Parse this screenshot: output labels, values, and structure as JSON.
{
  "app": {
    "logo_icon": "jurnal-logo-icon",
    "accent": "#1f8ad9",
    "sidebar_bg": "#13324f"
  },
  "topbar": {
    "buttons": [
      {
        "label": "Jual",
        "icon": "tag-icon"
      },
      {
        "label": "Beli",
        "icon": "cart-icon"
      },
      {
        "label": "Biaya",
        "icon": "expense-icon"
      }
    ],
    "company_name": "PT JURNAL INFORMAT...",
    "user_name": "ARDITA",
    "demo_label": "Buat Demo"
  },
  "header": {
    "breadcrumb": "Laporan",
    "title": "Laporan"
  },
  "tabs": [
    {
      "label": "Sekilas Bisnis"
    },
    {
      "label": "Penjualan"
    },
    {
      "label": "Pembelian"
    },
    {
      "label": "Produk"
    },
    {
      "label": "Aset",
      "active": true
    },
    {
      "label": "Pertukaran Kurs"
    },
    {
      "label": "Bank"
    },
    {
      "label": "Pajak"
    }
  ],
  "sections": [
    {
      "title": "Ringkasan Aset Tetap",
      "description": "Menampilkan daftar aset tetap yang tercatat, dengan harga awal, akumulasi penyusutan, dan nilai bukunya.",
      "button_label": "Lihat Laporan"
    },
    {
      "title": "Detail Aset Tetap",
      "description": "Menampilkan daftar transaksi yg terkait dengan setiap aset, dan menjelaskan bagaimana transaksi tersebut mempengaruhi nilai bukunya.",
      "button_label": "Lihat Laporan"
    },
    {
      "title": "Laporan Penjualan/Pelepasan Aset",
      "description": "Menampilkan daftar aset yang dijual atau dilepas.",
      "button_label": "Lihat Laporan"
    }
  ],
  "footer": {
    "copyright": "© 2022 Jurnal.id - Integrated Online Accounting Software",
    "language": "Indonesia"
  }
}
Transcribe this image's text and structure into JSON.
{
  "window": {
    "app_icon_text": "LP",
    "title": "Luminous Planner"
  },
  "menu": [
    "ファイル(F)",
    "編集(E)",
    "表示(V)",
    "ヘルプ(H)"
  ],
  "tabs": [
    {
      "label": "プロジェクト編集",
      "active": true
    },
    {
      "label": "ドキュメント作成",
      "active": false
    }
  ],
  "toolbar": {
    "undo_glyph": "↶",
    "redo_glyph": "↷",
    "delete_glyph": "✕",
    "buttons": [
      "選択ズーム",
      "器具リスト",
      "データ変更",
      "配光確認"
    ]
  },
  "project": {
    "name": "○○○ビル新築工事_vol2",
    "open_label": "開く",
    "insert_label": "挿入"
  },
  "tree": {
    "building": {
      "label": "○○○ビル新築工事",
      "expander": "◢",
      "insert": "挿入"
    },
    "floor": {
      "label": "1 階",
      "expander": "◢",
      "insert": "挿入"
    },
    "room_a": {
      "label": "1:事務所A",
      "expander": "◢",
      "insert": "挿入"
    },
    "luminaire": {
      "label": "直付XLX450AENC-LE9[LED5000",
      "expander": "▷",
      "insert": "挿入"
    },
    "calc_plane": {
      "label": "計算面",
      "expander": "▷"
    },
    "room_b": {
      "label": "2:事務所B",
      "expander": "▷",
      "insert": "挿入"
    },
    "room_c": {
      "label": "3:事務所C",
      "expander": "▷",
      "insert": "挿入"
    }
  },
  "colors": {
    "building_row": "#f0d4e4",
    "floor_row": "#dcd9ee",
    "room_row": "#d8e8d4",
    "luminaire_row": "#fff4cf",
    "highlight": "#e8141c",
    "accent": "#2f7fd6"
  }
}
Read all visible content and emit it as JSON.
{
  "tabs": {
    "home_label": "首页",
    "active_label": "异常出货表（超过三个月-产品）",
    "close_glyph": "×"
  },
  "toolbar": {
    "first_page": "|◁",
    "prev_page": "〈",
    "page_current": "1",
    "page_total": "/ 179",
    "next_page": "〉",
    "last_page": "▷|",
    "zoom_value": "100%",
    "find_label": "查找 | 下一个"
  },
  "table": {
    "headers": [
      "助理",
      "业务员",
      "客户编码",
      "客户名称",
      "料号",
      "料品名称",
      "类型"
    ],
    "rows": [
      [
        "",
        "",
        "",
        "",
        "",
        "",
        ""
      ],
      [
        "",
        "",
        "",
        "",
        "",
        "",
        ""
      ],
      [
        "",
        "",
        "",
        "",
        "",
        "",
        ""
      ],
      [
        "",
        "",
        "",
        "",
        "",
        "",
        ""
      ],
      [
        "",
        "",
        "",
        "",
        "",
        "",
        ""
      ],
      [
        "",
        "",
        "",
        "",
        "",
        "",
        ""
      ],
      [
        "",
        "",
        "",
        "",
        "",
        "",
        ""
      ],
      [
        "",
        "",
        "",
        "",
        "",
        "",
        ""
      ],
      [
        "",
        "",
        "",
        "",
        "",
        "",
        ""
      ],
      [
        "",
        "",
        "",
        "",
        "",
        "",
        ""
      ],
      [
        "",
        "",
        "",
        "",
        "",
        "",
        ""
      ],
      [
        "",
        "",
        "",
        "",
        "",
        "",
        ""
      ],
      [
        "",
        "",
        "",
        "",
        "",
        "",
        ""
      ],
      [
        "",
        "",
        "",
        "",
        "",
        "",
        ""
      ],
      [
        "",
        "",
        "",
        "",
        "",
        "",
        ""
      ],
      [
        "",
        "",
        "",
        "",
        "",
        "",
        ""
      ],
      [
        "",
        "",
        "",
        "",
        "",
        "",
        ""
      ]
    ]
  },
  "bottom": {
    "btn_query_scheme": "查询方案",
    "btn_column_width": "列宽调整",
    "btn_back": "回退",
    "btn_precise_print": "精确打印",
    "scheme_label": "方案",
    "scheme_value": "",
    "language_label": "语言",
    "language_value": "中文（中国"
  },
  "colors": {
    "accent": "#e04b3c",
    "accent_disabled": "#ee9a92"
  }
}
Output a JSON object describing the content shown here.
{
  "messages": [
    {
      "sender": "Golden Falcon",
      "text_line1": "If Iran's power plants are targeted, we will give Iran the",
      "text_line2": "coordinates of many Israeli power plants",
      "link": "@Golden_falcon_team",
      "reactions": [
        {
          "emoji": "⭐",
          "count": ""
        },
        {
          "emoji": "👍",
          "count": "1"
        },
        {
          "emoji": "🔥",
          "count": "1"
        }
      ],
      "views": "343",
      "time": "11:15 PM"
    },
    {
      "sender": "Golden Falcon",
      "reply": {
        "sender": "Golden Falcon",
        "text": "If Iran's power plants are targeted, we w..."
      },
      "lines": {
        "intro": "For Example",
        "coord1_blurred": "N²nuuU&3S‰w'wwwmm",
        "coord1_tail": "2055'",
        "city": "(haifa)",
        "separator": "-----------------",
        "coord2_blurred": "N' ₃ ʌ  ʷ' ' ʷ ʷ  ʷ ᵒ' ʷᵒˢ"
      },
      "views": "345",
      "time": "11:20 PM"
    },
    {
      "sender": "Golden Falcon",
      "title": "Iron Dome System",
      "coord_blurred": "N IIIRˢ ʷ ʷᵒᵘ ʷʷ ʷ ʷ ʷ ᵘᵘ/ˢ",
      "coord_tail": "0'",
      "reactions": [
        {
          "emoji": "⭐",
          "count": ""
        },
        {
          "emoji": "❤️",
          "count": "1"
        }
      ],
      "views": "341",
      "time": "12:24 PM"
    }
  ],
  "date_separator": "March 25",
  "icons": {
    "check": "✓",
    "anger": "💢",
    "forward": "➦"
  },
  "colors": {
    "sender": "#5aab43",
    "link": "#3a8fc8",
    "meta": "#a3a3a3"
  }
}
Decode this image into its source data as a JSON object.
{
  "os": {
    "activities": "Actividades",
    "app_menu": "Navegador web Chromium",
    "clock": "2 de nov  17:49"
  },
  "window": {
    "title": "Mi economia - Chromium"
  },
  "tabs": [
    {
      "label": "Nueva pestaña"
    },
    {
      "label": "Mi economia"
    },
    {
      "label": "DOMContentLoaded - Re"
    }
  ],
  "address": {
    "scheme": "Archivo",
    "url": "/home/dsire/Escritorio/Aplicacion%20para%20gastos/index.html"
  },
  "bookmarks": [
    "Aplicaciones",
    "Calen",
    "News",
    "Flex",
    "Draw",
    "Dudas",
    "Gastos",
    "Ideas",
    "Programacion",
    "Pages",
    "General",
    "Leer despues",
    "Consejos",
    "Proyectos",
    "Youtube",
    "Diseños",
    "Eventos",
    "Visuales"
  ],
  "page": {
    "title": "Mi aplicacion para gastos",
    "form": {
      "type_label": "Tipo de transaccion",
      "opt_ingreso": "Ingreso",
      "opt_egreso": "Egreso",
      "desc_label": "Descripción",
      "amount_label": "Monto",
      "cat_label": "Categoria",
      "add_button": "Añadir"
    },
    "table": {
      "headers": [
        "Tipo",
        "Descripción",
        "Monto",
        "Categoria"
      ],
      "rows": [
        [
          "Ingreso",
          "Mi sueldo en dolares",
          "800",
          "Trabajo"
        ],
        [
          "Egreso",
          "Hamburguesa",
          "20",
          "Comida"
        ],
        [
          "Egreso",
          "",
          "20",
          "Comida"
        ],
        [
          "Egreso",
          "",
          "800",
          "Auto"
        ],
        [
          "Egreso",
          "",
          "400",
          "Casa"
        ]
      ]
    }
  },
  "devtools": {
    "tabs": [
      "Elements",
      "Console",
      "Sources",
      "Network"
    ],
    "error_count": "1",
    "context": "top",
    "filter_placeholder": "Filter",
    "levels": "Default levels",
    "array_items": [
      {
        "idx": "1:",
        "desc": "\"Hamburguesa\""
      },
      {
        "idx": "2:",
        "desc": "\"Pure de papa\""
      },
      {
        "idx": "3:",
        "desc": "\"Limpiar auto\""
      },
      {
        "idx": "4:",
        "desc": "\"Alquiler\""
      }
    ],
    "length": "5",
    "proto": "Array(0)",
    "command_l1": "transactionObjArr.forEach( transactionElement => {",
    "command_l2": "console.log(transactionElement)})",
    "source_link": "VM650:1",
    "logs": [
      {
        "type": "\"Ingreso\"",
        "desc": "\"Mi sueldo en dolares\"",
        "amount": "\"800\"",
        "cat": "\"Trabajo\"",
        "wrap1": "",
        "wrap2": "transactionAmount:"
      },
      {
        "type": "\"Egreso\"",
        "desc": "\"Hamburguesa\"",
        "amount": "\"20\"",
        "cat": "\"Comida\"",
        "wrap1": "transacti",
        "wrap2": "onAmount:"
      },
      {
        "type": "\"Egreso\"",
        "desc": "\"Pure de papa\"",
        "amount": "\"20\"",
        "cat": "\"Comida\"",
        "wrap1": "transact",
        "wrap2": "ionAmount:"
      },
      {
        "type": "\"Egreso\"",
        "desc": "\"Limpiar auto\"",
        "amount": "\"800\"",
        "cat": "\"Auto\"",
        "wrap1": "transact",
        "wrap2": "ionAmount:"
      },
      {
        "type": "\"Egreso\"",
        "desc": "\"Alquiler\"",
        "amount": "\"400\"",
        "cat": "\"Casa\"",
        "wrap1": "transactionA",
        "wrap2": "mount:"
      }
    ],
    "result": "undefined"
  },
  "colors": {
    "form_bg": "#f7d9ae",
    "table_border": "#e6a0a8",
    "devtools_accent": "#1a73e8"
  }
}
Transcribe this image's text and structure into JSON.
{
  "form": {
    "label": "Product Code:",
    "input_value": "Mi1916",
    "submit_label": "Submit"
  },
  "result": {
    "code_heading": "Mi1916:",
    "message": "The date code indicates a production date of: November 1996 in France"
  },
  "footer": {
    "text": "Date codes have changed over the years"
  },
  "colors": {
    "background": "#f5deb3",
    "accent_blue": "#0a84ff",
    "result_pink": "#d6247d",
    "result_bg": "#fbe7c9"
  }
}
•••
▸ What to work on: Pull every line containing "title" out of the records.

▸ Solution below:
    "title": "Laporan"
      "title": "Ringkasan Aset Tetap",
      "title": "Detail Aset Tetap",
      "title": "Laporan Penjualan/Pelepasan Aset",
    "title": "Luminous Planner"
      "title": "Iron Dome System",
    "title": "Mi economia - Chromium"
    "title": "Mi aplicacion para gastos",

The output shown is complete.